Politicians + Public Service = Oxymoron
The survey evidenced a deep-seated distrust of politicians relative to public service.
Only 16% of respondents (5% strongly and 11% somewhat) believe “politicians set a good example for the rest of us when it comes to public service.” When asked whose intentions they are most skeptical of relative to good works, 59% of survey respondents cited politicians, followed by business leaders (9%), celebrities/entertainers (9%) and religious leaders (8%).
“It is hugely ironic that politicians – who are, at least nominally, public servants – should be viewed so skeptically,” Densen said. “Our surveys have consistently pointed to a profound public suspicion about politicians and their motivations. The notion of politicians as public servants is bordering on the oxymoronic.”
When asked what politicians should be doing to encourage more people to contribute to the greater good, “use their actions to set a good example” was hands down the top choice, cited by 75% of those surveyed.
Respondents thought the media could do more as well to encourage good works. Eighty-five percent of respondents (46% strongly and 39% somewhat) agreed that the media does not pay enough attention to peoples’ good deeds.
“We call this ‘The New Tiger Woods Effect’ – the greater the transgressions and the larger the persona, the greater the public feeding frenzy,” Densen said. “So much attention is paid to those who fall from great heights, but not nearly enough to those who would lift up the fallen. There’s nothing wrong with a good, salacious story every now and then, but a little more attention to good works couldn’t hurt.”
Public Skepticism Extends to Obama’s Efforts to Encourage Volunteering
Three out of four Americans said they were aware of President Obama’s call for greater volunteerism, but 65% percent believe it was at least somewhat politically motivated.
Twenty-seven percent of Americans said Obama’s call to action made them more likely to volunteer and 14% said they had increased their volunteer activity since President Obama’s election.

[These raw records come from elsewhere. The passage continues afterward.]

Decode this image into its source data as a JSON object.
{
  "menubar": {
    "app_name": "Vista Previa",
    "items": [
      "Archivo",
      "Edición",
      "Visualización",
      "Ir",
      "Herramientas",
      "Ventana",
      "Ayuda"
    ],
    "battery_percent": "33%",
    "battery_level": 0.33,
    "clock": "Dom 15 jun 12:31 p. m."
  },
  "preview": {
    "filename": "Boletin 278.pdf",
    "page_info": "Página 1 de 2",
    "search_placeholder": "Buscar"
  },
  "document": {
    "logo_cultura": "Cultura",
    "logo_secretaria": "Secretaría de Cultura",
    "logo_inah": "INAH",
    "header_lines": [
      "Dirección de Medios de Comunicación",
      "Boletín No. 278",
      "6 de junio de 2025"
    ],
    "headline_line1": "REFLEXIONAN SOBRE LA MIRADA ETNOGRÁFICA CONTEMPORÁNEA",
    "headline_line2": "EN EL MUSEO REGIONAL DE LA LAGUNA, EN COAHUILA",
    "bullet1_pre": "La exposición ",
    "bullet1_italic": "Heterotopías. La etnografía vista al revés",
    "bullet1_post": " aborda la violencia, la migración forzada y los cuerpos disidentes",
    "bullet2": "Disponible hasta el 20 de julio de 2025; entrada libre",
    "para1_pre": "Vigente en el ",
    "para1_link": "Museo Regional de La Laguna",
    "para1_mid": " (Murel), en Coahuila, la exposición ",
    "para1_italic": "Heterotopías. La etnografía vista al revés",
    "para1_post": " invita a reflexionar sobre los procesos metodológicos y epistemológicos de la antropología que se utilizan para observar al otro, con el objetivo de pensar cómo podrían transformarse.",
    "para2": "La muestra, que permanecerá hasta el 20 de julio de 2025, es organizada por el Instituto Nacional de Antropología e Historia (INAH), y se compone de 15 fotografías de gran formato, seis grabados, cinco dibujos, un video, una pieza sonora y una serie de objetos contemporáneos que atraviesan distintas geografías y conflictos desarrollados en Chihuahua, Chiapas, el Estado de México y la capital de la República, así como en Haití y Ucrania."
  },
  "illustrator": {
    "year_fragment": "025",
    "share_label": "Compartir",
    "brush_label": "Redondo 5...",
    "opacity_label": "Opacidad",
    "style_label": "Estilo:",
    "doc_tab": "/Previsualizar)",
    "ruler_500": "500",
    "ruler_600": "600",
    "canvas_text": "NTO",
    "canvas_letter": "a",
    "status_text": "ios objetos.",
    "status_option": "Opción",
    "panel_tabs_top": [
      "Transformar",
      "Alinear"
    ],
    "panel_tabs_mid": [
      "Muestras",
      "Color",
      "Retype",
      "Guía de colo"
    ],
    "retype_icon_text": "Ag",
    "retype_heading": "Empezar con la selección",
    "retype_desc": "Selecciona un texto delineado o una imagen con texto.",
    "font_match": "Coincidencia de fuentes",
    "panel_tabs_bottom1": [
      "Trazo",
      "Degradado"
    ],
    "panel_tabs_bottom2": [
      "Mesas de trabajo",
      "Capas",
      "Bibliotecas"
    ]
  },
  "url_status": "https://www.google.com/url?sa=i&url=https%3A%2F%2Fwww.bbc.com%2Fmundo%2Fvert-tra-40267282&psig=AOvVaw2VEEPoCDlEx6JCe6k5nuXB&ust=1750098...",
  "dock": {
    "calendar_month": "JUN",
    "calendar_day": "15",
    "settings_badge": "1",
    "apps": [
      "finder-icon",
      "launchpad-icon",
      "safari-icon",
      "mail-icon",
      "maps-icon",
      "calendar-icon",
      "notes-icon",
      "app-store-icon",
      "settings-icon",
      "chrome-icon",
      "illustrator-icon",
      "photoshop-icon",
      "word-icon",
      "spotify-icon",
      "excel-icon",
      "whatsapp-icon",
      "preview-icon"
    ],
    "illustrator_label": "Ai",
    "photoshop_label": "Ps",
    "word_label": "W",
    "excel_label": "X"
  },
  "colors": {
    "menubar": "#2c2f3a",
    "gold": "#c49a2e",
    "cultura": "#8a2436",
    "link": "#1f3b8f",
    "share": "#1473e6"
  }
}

Among those who said they were more inclined to volunteer, 67% cited President Obama’s enthusiasm around the issue as a source of inspiration, 41% cited his history of community involvement, 37% cited a desire to answer a national call to action and 36% cited Michelle Obama’s active involvement in issues like kids and healthy eating.
Perhaps not surprisingly, the reaction to Obama’s call to action had a powerful break along party lines. Among Americans who were aware of Obama’s call for volunteerism, 47% of those who identified themselves as Democrats said Obama’s call to action made them more likely to volunteer but only 3% percent of Republicans and 16% of Independents said so. Similarly, less than half (47%) of Democrats thought Obama’s call was at least somewhat politically motivated while 89% of Republicans and 73% of Independents thought so.

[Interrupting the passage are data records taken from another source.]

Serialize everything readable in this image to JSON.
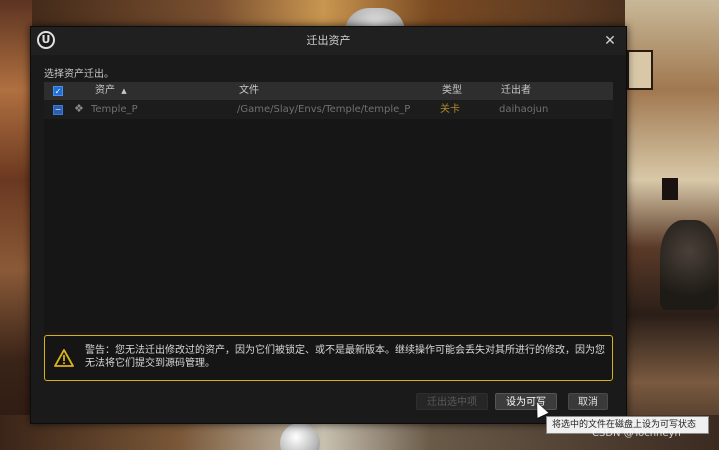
{
  "window": {
    "title": "迁出资产",
    "close_glyph": "✕",
    "logo_glyph": "U"
  },
  "prompt": "选择资产迁出。",
  "table": {
    "columns": [
      "资产",
      "文件",
      "类型",
      "迁出者"
    ],
    "sort_indicator": "▲",
    "rows": [
      {
        "checked": true,
        "asset": "Temple_P",
        "file": "/Game/Slay/Envs/Temple/temple_P",
        "type": "关卡",
        "checked_out_by": "daihaojun"
      }
    ]
  },
  "warning": {
    "text": "警告：您无法迁出修改过的资产，因为它们被锁定、或不是最新版本。继续操作可能会丢失对其所进行的修改，因为您无法将它们提交到源码管理。"
  },
  "buttons": {
    "checkout_selected": "迁出选中项",
    "make_writable": "设为可写",
    "cancel": "取消"
  },
  "tooltip": "将选中的文件在磁盘上设为可写状态",
  "watermark": "CSDN @Tochneyn",
  "colors": {
    "accent_blue": "#1f6fd6",
    "warning_yellow": "#d8b21a",
    "type_gold": "#b08a2a",
    "dialog_bg": "#1a1a1a"
  }
}
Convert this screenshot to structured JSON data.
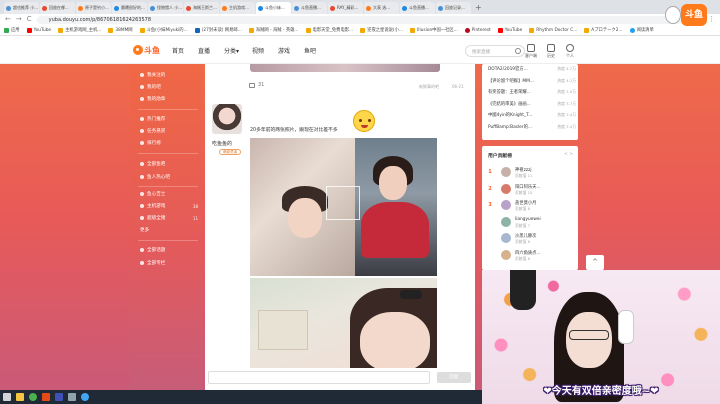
{
  "browser": {
    "tabs": [
      {
        "label": "超也推荐 小..."
      },
      {
        "label": "回放在哪..."
      },
      {
        "label": "原子是钓小..."
      },
      {
        "label": "晨曦很好的..."
      },
      {
        "label": "怪物猎人 小..."
      },
      {
        "label": "海贼王斯兰..."
      },
      {
        "label": "主机游戏..."
      },
      {
        "label": "斗鱼小妹..."
      },
      {
        "label": "斗鱼直播..."
      },
      {
        "label": "RAY_精彩..."
      },
      {
        "label": "大表 选..."
      },
      {
        "label": "斗鱼直播..."
      },
      {
        "label": "回放记录..."
      }
    ],
    "new_tab": "+",
    "url": "yuba.douyu.com/p/86706181624263578",
    "back": "←",
    "forward": "→",
    "reload": "C",
    "bookmarks": [
      {
        "label": "应用",
        "icon": "apps-icon"
      },
      {
        "label": "YouTube",
        "icon": "youtube-icon"
      },
      {
        "label": "主机游戏网_主机...",
        "icon": "folder-icon"
      },
      {
        "label": "38MM网",
        "icon": "folder-icon"
      },
      {
        "label": "斗鱼(小妹Miyuki的...",
        "icon": "folder-icon"
      },
      {
        "label": "(27封未读) 网易邮...",
        "icon": "mail-icon"
      },
      {
        "label": "海贼网 - 海贼 - 英雄...",
        "icon": "folder-icon"
      },
      {
        "label": "电影天堂_免费电影...",
        "icon": "folder-icon"
      },
      {
        "label": "逆夜之星说说(小...",
        "icon": "folder-icon"
      },
      {
        "label": "Illusion中国一社区...",
        "icon": "folder-icon"
      },
      {
        "label": "Pinterest",
        "icon": "pinterest-icon"
      },
      {
        "label": "YouTube",
        "icon": "youtube-icon"
      },
      {
        "label": "Rhythm Doctor C...",
        "icon": "folder-icon"
      },
      {
        "label": "Aプロテーク2...",
        "icon": "folder-icon"
      },
      {
        "label": "阅读清单",
        "icon": "reading-list-icon"
      }
    ]
  },
  "site": {
    "logo": "斗鱼",
    "nav": [
      "首页",
      "直播",
      "分类▾",
      "视频",
      "游戏",
      "鱼吧"
    ],
    "search_placeholder": "搜索直播",
    "header_icons": [
      {
        "label": "客户端",
        "icon": "download-icon"
      },
      {
        "label": "历史",
        "icon": "history-icon"
      },
      {
        "label": "个人",
        "icon": "user-icon"
      }
    ]
  },
  "sidebar": {
    "items": [
      {
        "label": "我关注的"
      },
      {
        "label": "我的吧"
      },
      {
        "label": "我的勋章"
      },
      {
        "label": "热门推荐"
      },
      {
        "label": "任务悬赏"
      },
      {
        "label": "排行榜"
      },
      {
        "label": "全部鱼吧"
      },
      {
        "label": "鱼人热心吧"
      },
      {
        "label": "鱼心吉士"
      },
      {
        "label": "主机游戏",
        "count": "38"
      },
      {
        "label": "超级全猪",
        "count": "11"
      },
      {
        "label": "更多"
      },
      {
        "label": "全部话题"
      },
      {
        "label": "全部专栏"
      }
    ]
  },
  "feed": {
    "prev_post": {
      "likes": "31",
      "meta": "新鲜事的吧",
      "time": "06-21"
    },
    "post": {
      "author": "吃鱼鱼的",
      "level": "萌新勇者",
      "text": "20多年前的两张照片，跟现在对比差不多"
    },
    "comment_button": "回复"
  },
  "right_list": [
    {
      "title": "DOTA2/2019官方...",
      "value": "热度 4.7万"
    },
    {
      "title": "【评论留个吧群】MM...",
      "value": "热度 4.2万"
    },
    {
      "title": "有奖答题：王者荣耀...",
      "value": "热度 3.9万"
    },
    {
      "title": "《完结的审美》画画...",
      "value": "热度 3.7万"
    },
    {
      "title": "中國4yin的Knight_T...",
      "value": "热度 3.4万"
    },
    {
      "title": "PuffBamp:Basler的...",
      "value": "热度 3.4万"
    }
  ],
  "ranking": {
    "title": "用户贡献榜",
    "more": "<  >",
    "rows": [
      {
        "rank": "1",
        "name": "神祖zzzj",
        "fans": "贡献值 11"
      },
      {
        "rank": "2",
        "name": "阳口阿乐天...",
        "fans": "贡献值 10"
      },
      {
        "rank": "3",
        "name": "盖世莫小月",
        "fans": "贡献值 8"
      },
      {
        "rank": "",
        "name": "liangyuewei",
        "fans": "贡献值 7"
      },
      {
        "rank": "",
        "name": "沙黑儿静次",
        "fans": "贡献值 6"
      },
      {
        "rank": "",
        "name": "四六角质点...",
        "fans": "贡献值 6"
      }
    ]
  },
  "to_top": "^",
  "stream": {
    "brand": "斗鱼",
    "caption": "❤今天有双倍亲密度哦~❤"
  }
}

At the same time, Americans strongly believe that political discourse has obscured the common good and that politicians should be doing a much better job – individually and together – of encouraging and facilitating good works.
“In terms of advancing the nation’s interests, the path hasn’t grown any clearer over the last three years,” said Tiller principal James Marren. “We think that reflects, in large part, the acrimony and extreme partisanship of today’s political discourse. The Republicans were in charge in 2006 and the Democrats are today. We’ve changed administrations, but the tone and tenor of the political debate remains the same – rancorous. ”
Sacrifice: An Important American Value
Politicians take note: the survey also revealed an appetite for greater sacrifice.
When asked about a law that would require U.S. citizens to either enlist in the armed forces or spend a year participating in community service upon turning 18 or graduating high school, 53% (22% strongly and 31% somewhat) said they would favor such a proposal.
Asked whether they would pay 20% more every year in taxes if it meant that poverty and hunger could be eliminated in the U.S., 40% of respondents said no, but 35% said they were not sure, and 25% said yes.
The willingness to at least consider these sorts of ambitious proposals is consistent with the fact that 69% of respondents at least somewhat agreed with the statement that “Americans today should be asked to make greater sacrifices for the good of the country.”
Finally, the survey shows signs that social media will play an increasingly important role in spreading the word on charitable and volunteer opportunities. Almost a quarter of Americans (23%) said they have learned about a cause, volunteer opportunity, or charity event through a social media tool such as Facebook or Twitter. Social media are particularly critical for younger Americans. Forty-seven percent of respondents ages 21 to 34 had used social media to learn more about a cause or charity versus only 6% of those 65+.
Tiller, LLC is one of the nation’s leading consultancies in the creation and implementation of advocacy marketing programs for major U.S. corporations. For more information on the 2009 Tiller Social Action Survey, a checklist of 12 random acts of kindness, and contact information for volunteer opportunities, please go to the Tiller website: www.tillerllc.com.
Have some fresh, creative ideas for random acts of kindness? Please send them to email@example.com. We will post our favorites on our website.
Mathew Greenwald & Associates is a premier full service market research firm headquartered in Washington, D.C.
For More Information:
Rob Densen/Jessica Malkin, Tiller, LLC